TASK DIRECTIONS ▸
Give back all of the data exactly.

Data about app and page elements ▸
*** Begin section ***

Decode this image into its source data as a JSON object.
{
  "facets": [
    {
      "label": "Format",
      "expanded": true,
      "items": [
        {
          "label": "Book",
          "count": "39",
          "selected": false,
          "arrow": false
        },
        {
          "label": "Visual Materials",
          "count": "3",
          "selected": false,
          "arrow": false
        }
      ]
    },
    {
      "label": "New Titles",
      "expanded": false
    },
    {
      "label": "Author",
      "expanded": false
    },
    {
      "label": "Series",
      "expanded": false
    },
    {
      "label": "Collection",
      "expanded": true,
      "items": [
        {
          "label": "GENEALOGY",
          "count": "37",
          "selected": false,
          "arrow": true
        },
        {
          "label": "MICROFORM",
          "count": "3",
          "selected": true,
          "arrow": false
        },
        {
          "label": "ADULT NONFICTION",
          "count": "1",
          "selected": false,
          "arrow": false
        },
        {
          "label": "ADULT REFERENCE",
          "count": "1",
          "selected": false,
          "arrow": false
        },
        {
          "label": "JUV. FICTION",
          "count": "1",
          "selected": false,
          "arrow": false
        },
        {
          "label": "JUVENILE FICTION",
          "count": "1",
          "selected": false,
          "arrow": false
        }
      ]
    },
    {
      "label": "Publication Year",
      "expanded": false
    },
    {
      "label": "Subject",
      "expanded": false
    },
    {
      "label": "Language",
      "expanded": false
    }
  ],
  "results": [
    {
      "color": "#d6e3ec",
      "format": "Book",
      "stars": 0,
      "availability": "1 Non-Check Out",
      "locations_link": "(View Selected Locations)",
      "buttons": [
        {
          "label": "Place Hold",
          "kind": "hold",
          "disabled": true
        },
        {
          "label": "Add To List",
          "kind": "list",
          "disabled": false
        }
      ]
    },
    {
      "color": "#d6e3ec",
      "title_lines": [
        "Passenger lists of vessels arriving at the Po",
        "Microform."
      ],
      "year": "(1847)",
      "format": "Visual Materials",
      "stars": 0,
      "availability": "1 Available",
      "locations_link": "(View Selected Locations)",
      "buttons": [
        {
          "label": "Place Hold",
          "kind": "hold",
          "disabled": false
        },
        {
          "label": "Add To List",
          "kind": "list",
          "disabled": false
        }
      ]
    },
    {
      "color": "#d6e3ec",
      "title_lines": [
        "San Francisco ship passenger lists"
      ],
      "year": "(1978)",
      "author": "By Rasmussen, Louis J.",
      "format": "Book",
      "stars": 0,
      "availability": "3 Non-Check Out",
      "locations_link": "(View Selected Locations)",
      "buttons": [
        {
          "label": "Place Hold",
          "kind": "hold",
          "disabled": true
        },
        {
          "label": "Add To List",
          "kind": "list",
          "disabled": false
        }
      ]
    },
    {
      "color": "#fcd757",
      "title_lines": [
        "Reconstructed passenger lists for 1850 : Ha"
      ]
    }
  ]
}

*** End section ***

RESULT OF THE EXERCISE ▸
Decode this image into its source data as a JSON object.
{
  "facets": [
    {
      "label": "Format",
      "expanded": true,
      "items": [
        {
          "label": "Book",
          "count": "39",
          "selected": false,
          "arrow": false
        },
        {
          "label": "Visual Materials",
          "count": "3",
          "selected": false,
          "arrow": false
        }
      ]
    },
    {
      "label": "New Titles",
      "expanded": false
    },
    {
      "label": "Author",
      "expanded": false
    },
    {
      "label": "Series",
      "expanded": false
    },
    {
      "label": "Collection",
      "expanded": true,
      "items": [
        {
          "label": "GENEALOGY",
          "count": "37",
          "selected": false,
          "arrow": true
        },
        {
          "label": "MICROFORM",
          "count": "3",
          "selected": true,
          "arrow": false
        },
        {
          "label": "ADULT NONFICTION",
          "count": "1",
          "selected": false,
          "arrow": false
        },
        {
          "label": "ADULT REFERENCE",
          "count": "1",
          "selected": false,
          "arrow": false
        },
        {
          "label": "JUV. FICTION",
          "count": "1",
          "selected": false,
          "arrow": false
        },
        {
          "label": "JUVENILE FICTION",
          "count": "1",
          "selected": false,
          "arrow": false
        }
      ]
    },
    {
      "label": "Publication Year",
      "expanded": false
    },
    {
      "label": "Subject",
      "expanded": false
    },
    {
      "label": "Language",
      "expanded": false
    }
  ],
  "results": [
    {
      "color": "#d6e3ec",
      "format": "Book",
      "stars": 0,
      "availability": "1 Non-Check Out",
      "locations_link": "(View Selected Locations)",
      "buttons": [
        {
          "label": "Place Hold",
          "kind": "hold",
          "disabled": true
        },
        {
          "label": "Add To List",
          "kind": "list",
          "disabled": false
        }
      ]
    },
    {
      "color": "#d6e3ec",
      "title_lines": [
        "Passenger lists of vessels arriving at the Po",
        "Microform."
      ],
      "year": "(1847)",
      "format": "Visual Materials",
      "stars": 0,
      "availability": "1 Available",
      "locations_link": "(View Selected Locations)",
      "buttons": [
        {
          "label": "Place Hold",
          "kind": "hold",
          "disabled": false
        },
        {
          "label": "Add To List",
          "kind": "list",
          "disabled": false
        }
      ]
    },
    {
      "color": "#d6e3ec",
      "title_lines": [
        "San Francisco ship passenger lists"
      ],
      "year": "(1978)",
      "author": "By Rasmussen, Louis J.",
      "format": "Book",
      "stars": 0,
      "availability": "3 Non-Check Out",
      "locations_link": "(View Selected Locations)",
      "buttons": [
        {
          "label": "Place Hold",
          "kind": "hold",
          "disabled": true
        },
        {
          "label": "Add To List",
          "kind": "list",
          "disabled": false
        }
      ]
    },
    {
      "color": "#fcd757",
      "title_lines": [
        "Reconstructed passenger lists for 1850 : Ha"
      ]
    }
  ]
}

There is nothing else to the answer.